The City regulator has announced a clampdown on overdraft charges to fix a "dysfunctional" £2.4bn market that punishes vulnerable customers.
The Financial Conduct Authority said more than half of banks' unarranged overdraft fees were paid by just 1.5% of customers in 2016 and that people from deprived areas were more likely to be affected. Sometimes the fees were more than 10 times those for payday loans.
The regulator said its reforms would cut the typical cost of a £100 unauthorised overdraft from £5 a day to less than 20p a day and protect millions of customers from unfair charges. The changes will affect lenders including Lloyds Banking Group, Barclays and Royal Bank of Scotland.

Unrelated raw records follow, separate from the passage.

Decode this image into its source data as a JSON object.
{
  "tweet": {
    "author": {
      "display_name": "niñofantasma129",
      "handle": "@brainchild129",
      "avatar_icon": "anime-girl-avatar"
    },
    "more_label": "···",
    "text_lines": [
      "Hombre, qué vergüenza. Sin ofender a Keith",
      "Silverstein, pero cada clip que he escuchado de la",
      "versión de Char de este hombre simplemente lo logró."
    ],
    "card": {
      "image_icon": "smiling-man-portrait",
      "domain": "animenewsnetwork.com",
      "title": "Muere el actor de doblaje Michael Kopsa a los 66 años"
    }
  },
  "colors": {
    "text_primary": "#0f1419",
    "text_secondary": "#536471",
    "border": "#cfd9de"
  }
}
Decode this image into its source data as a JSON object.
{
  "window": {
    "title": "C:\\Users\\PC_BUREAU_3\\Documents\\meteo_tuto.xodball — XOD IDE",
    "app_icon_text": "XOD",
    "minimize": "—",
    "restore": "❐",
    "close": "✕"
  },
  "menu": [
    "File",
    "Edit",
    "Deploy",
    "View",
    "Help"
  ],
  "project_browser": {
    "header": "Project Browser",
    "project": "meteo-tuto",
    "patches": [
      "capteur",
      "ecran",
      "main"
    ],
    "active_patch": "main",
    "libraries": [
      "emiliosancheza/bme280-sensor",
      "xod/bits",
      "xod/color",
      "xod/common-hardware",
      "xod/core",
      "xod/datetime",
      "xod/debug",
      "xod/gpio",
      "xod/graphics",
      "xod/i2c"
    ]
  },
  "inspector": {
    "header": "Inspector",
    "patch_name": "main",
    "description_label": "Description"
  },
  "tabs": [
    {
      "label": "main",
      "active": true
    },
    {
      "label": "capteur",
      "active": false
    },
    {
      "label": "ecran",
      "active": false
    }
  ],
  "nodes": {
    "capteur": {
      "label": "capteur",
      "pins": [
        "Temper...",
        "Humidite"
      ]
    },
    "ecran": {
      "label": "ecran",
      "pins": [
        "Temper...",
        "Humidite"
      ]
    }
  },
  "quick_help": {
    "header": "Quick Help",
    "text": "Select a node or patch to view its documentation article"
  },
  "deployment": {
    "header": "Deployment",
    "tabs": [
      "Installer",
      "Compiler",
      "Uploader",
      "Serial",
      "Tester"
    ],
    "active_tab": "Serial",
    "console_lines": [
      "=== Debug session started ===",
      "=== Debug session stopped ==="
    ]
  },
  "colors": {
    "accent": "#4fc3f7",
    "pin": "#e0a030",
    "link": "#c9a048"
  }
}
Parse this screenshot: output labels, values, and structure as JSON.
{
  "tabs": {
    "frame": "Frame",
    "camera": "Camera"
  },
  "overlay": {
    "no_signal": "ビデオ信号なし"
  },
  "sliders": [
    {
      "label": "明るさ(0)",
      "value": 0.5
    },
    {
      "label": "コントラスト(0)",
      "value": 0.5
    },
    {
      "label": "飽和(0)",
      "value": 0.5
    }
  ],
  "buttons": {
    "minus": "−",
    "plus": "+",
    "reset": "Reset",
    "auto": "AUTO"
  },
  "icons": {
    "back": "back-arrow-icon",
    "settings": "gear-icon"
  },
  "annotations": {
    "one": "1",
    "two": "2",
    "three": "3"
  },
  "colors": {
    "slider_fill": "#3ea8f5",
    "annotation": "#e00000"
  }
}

The FCA announced a range of measures including:
- Stopping lenders charging more for unarranged overdrafts than for arranged overdrafts

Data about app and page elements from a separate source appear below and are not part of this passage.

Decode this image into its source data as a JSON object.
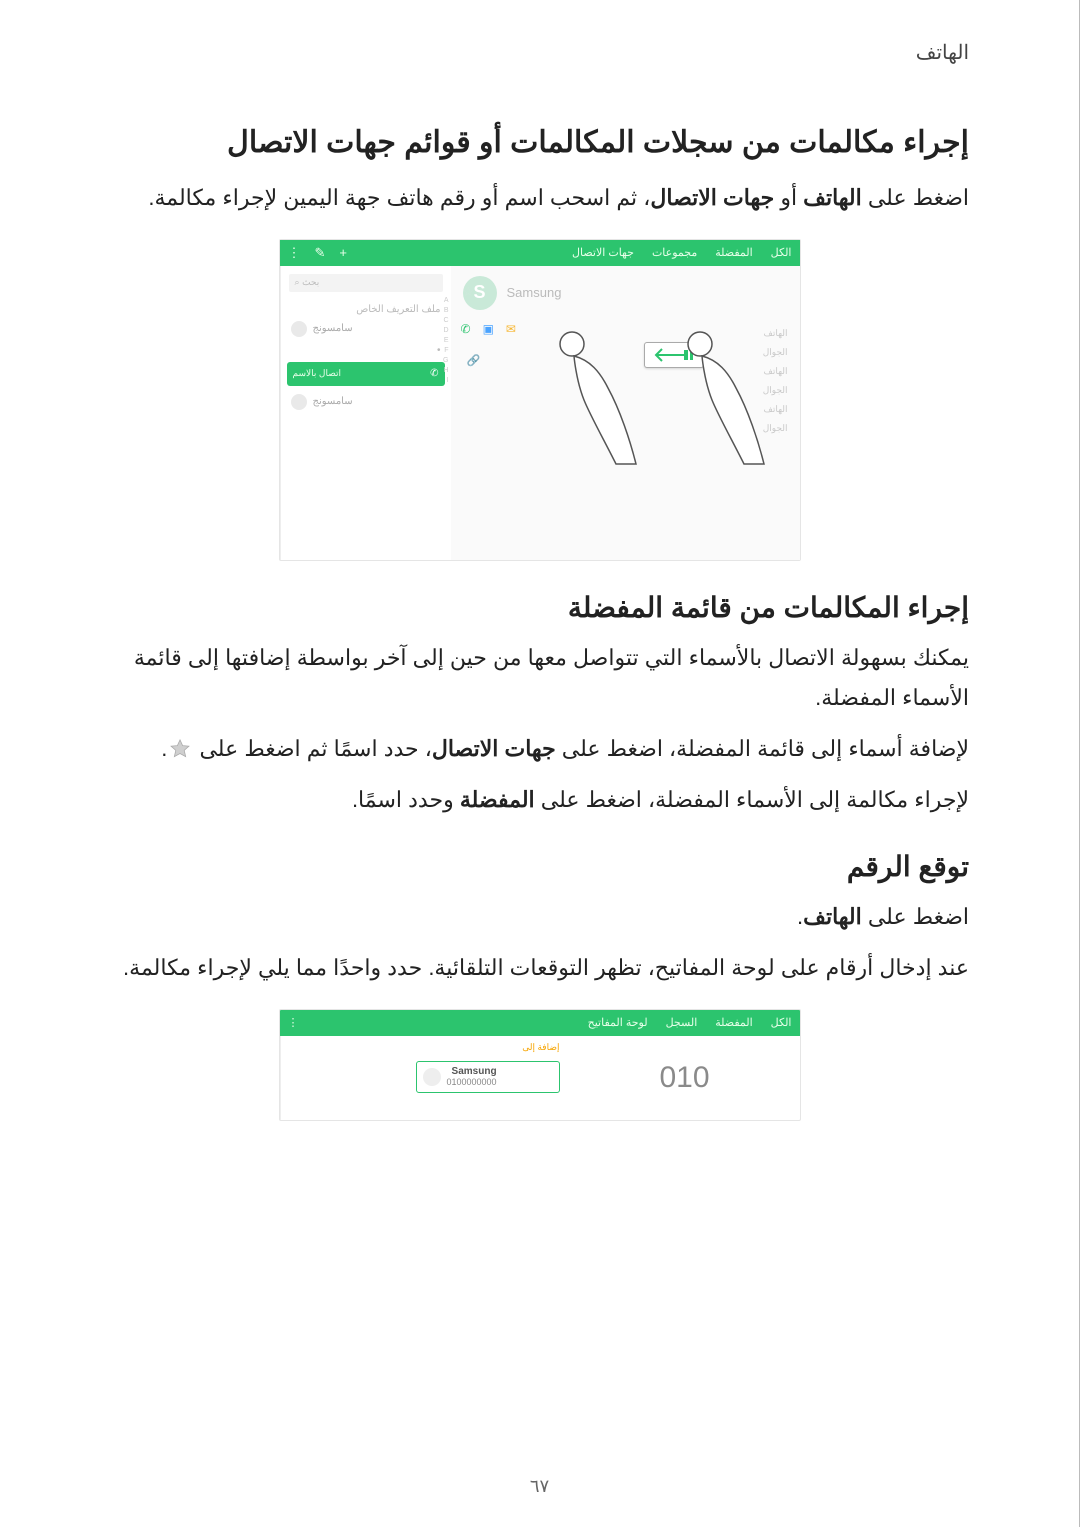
{
  "header": {
    "chapter": "الهاتف"
  },
  "section1": {
    "title": "إجراء مكالمات من سجلات المكالمات أو قوائم جهات الاتصال",
    "para_before": "اضغط على ",
    "bold1": "الهاتف",
    "mid1": " أو ",
    "bold2": "جهات الاتصال",
    "after": "، ثم اسحب اسم أو رقم هاتف جهة اليمين لإجراء مكالمة."
  },
  "figure1": {
    "tabs": [
      "الكل",
      "المفضلة",
      "مجموعات",
      "جهات الاتصال"
    ],
    "icons": [
      "+",
      "✎",
      "⋮"
    ],
    "search_placeholder": "بحث",
    "pill1": "ملف التعريف الخاص",
    "contact_label": "سامسونج",
    "swipe_label": "اتصال بالاسم",
    "avatar_letter": "S",
    "name": "Samsung",
    "line1": "الهاتف",
    "line2": "الجوال",
    "star_icon": "star-outline-icon",
    "phone_icon": "phone-icon",
    "video_icon": "video-icon",
    "mail_icon": "mail-icon",
    "link_icon": "link-icon",
    "hand_icon": "pointer-hand-icon",
    "arrow_icon": "swipe-left-arrow-icon"
  },
  "section2": {
    "title": "إجراء المكالمات من قائمة المفضلة",
    "p1": "يمكنك بسهولة الاتصال بالأسماء التي تتواصل معها من حين إلى آخر بواسطة إضافتها إلى قائمة الأسماء المفضلة.",
    "p2_before": "لإضافة أسماء إلى قائمة المفضلة، اضغط على ",
    "p2_bold": "جهات الاتصال",
    "p2_mid": "، حدد اسمًا ثم اضغط على ",
    "p2_after": ".",
    "p3_before": "لإجراء مكالمة إلى الأسماء المفضلة، اضغط على ",
    "p3_bold": "المفضلة",
    "p3_after": " وحدد اسمًا."
  },
  "section3": {
    "title": "توقع الرقم",
    "p1_before": "اضغط على ",
    "p1_bold": "الهاتف",
    "p1_after": ".",
    "p2": "عند إدخال أرقام على لوحة المفاتيح، تظهر التوقعات التلقائية. حدد واحدًا مما يلي لإجراء مكالمة."
  },
  "figure2": {
    "tabs": [
      "الكل",
      "المفضلة",
      "السجل",
      "لوحة المفاتيح"
    ],
    "icons": [
      "⋮"
    ],
    "hint": "إضافة إلى",
    "suggest_name": "Samsung",
    "suggest_number": "0100000000",
    "typed": "010"
  },
  "page_number": "٦٧"
}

- Banning fixed fees for borrowing through an overdraft, including for arranging an overdraft facility
- Requiring lenders to charge a simple annual interest rate
Banks and building societies must also scrap high fees for refused payments and instead charge customers based on the cost to the company. Lenders must also do more to identify and help customers under financial strain. The FCA said half of the UK's 52m current account holders used overdrafts, including 14m who use unarranged overdrafts.
Andrew Bailey, the FCA's chief executive, said: "The overdraft market is dysfunctional, causing significant consumer harm. Vulnerable consumers are disproportionately hit by excessive charges for unarranged overdrafts. Consumers cannot meaningfully compare or work out the cost of borrowing as a result of complex and opaque charges, that are both a result of and driver of poor competition."
The rules will apply from April 2020 except the guidance on refused payments, which starts immediately, and measures to help customers avoid repeated overdrafts, which will take effect in December. The crackdown confirms measures already proposed by the FCA that some banks have been implementing in the run-up to its final report.
Bailey said: "Our radical package of remedies will make overdrafts fairer, simpler and easier to manage. We are simplifying and standardising the way banks charge for overdrafts."